Collected data entries:
____________________
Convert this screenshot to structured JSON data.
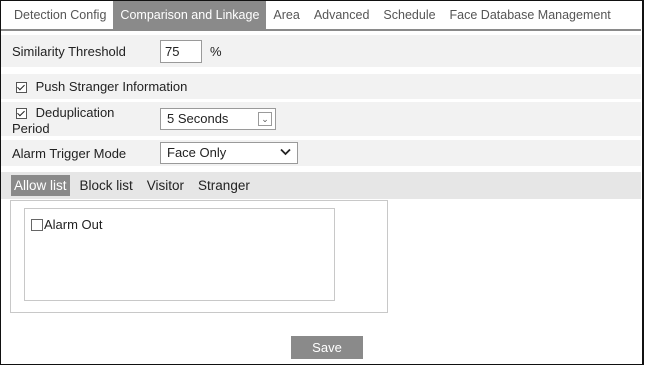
{
  "tabs": [
    {
      "label": "Detection Config"
    },
    {
      "label": "Comparison and Linkage"
    },
    {
      "label": "Area"
    },
    {
      "label": "Advanced"
    },
    {
      "label": "Schedule"
    },
    {
      "label": "Face Database Management"
    }
  ],
  "active_tab": "Comparison and Linkage",
  "similarity": {
    "label": "Similarity Threshold",
    "value": "75",
    "unit": "%"
  },
  "push_stranger": {
    "label": "Push Stranger Information",
    "checked": true
  },
  "deduplication": {
    "label_line1": "Deduplication",
    "label_line2": "Period",
    "checked": true,
    "value": "5 Seconds"
  },
  "alarm_trigger": {
    "label": "Alarm Trigger Mode",
    "value": "Face Only"
  },
  "subtabs": [
    {
      "label": "Allow list"
    },
    {
      "label": "Block list"
    },
    {
      "label": "Visitor"
    },
    {
      "label": "Stranger"
    }
  ],
  "active_subtab": "Allow list",
  "alarm_out": {
    "label": "Alarm Out",
    "checked": false
  },
  "save_label": "Save",
  "colors": {
    "accent_gray": "#8a8a8a",
    "panel_bg": "#f2f2f2"
  }
}
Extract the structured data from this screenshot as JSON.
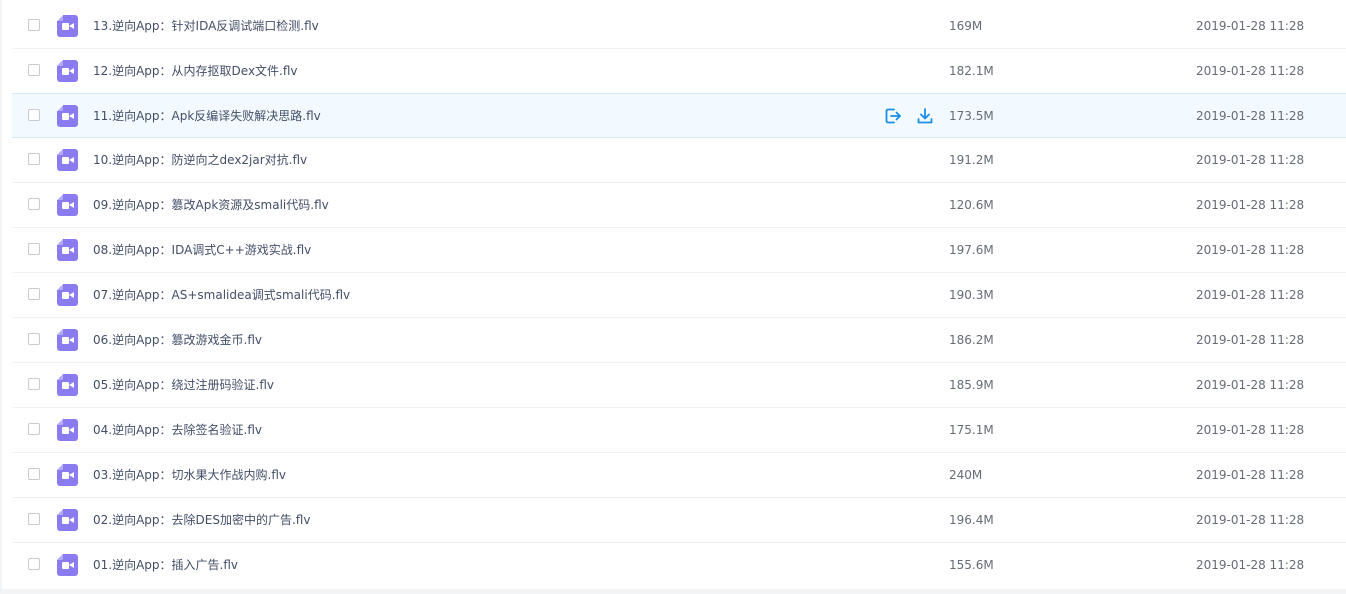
{
  "accent_color": "#1a8ee8",
  "file_icon_color": "#8a7cf0",
  "files": [
    {
      "name": "13.逆向App：针对IDA反调试端口检测.flv",
      "size": "169M",
      "date": "2019-01-28 11:28"
    },
    {
      "name": "12.逆向App：从内存抠取Dex文件.flv",
      "size": "182.1M",
      "date": "2019-01-28 11:28"
    },
    {
      "name": "11.逆向App：Apk反编译失败解决思路.flv",
      "size": "173.5M",
      "date": "2019-01-28 11:28"
    },
    {
      "name": "10.逆向App：防逆向之dex2jar对抗.flv",
      "size": "191.2M",
      "date": "2019-01-28 11:28"
    },
    {
      "name": "09.逆向App：篡改Apk资源及smali代码.flv",
      "size": "120.6M",
      "date": "2019-01-28 11:28"
    },
    {
      "name": "08.逆向App：IDA调式C++游戏实战.flv",
      "size": "197.6M",
      "date": "2019-01-28 11:28"
    },
    {
      "name": "07.逆向App：AS+smalidea调式smali代码.flv",
      "size": "190.3M",
      "date": "2019-01-28 11:28"
    },
    {
      "name": "06.逆向App：篡改游戏金币.flv",
      "size": "186.2M",
      "date": "2019-01-28 11:28"
    },
    {
      "name": "05.逆向App：绕过注册码验证.flv",
      "size": "185.9M",
      "date": "2019-01-28 11:28"
    },
    {
      "name": "04.逆向App：去除签名验证.flv",
      "size": "175.1M",
      "date": "2019-01-28 11:28"
    },
    {
      "name": "03.逆向App：切水果大作战内购.flv",
      "size": "240M",
      "date": "2019-01-28 11:28"
    },
    {
      "name": "02.逆向App：去除DES加密中的广告.flv",
      "size": "196.4M",
      "date": "2019-01-28 11:28"
    },
    {
      "name": "01.逆向App：插入广告.flv",
      "size": "155.6M",
      "date": "2019-01-28 11:28"
    }
  ],
  "hover_row_actions": [
    "share-icon",
    "download-icon"
  ]
}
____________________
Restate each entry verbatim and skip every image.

> YOUR SOLUTION
Convert this screenshot to structured JSON data.
{
  "tabs": [
    {
      "label": "Detection Config"
    },
    {
      "label": "Comparison and Linkage"
    },
    {
      "label": "Area"
    },
    {
      "label": "Advanced"
    },
    {
      "label": "Schedule"
    },
    {
      "label": "Face Database Management"
    }
  ],
  "active_tab": "Comparison and Linkage",
  "similarity": {
    "label": "Similarity Threshold",
    "value": "75",
    "unit": "%"
  },
  "push_stranger": {
    "label": "Push Stranger Information",
    "checked": true
  },
  "deduplication": {
    "label_line1": "Deduplication",
    "label_line2": "Period",
    "checked": true,
    "value": "5 Seconds"
  },
  "alarm_trigger": {
    "label": "Alarm Trigger Mode",
    "value": "Face Only"
  },
  "subtabs": [
    {
      "label": "Allow list"
    },
    {
      "label": "Block list"
    },
    {
      "label": "Visitor"
    },
    {
      "label": "Stranger"
    }
  ],
  "active_subtab": "Allow list",
  "alarm_out": {
    "label": "Alarm Out",
    "checked": false
  },
  "save_label": "Save",
  "colors": {
    "accent_gray": "#8a8a8a",
    "panel_bg": "#f2f2f2"
  }
}
Extract the structured data from this screenshot as JSON.
{
  "accent_color": "#1a8ee8",
  "file_icon_color": "#8a7cf0",
  "files": [
    {
      "name": "13.逆向App：针对IDA反调试端口检测.flv",
      "size": "169M",
      "date": "2019-01-28 11:28"
    },
    {
      "name": "12.逆向App：从内存抠取Dex文件.flv",
      "size": "182.1M",
      "date": "2019-01-28 11:28"
    },
    {
      "name": "11.逆向App：Apk反编译失败解决思路.flv",
      "size": "173.5M",
      "date": "2019-01-28 11:28"
    },
    {
      "name": "10.逆向App：防逆向之dex2jar对抗.flv",
      "size": "191.2M",
      "date": "2019-01-28 11:28"
    },
    {
      "name": "09.逆向App：篡改Apk资源及smali代码.flv",
      "size": "120.6M",
      "date": "2019-01-28 11:28"
    },
    {
      "name": "08.逆向App：IDA调式C++游戏实战.flv",
      "size": "197.6M",
      "date": "2019-01-28 11:28"
    },
    {
      "name": "07.逆向App：AS+smalidea调式smali代码.flv",
      "size": "190.3M",
      "date": "2019-01-28 11:28"
    },
    {
      "name": "06.逆向App：篡改游戏金币.flv",
      "size": "186.2M",
      "date": "2019-01-28 11:28"
    },
    {
      "name": "05.逆向App：绕过注册码验证.flv",
      "size": "185.9M",
      "date": "2019-01-28 11:28"
    },
    {
      "name": "04.逆向App：去除签名验证.flv",
      "size": "175.1M",
      "date": "2019-01-28 11:28"
    },
    {
      "name": "03.逆向App：切水果大作战内购.flv",
      "size": "240M",
      "date": "2019-01-28 11:28"
    },
    {
      "name": "02.逆向App：去除DES加密中的广告.flv",
      "size": "196.4M",
      "date": "2019-01-28 11:28"
    },
    {
      "name": "01.逆向App：插入广告.flv",
      "size": "155.6M",
      "date": "2019-01-28 11:28"
    }
  ],
  "hover_row_actions": [
    "share-icon",
    "download-icon"
  ]
}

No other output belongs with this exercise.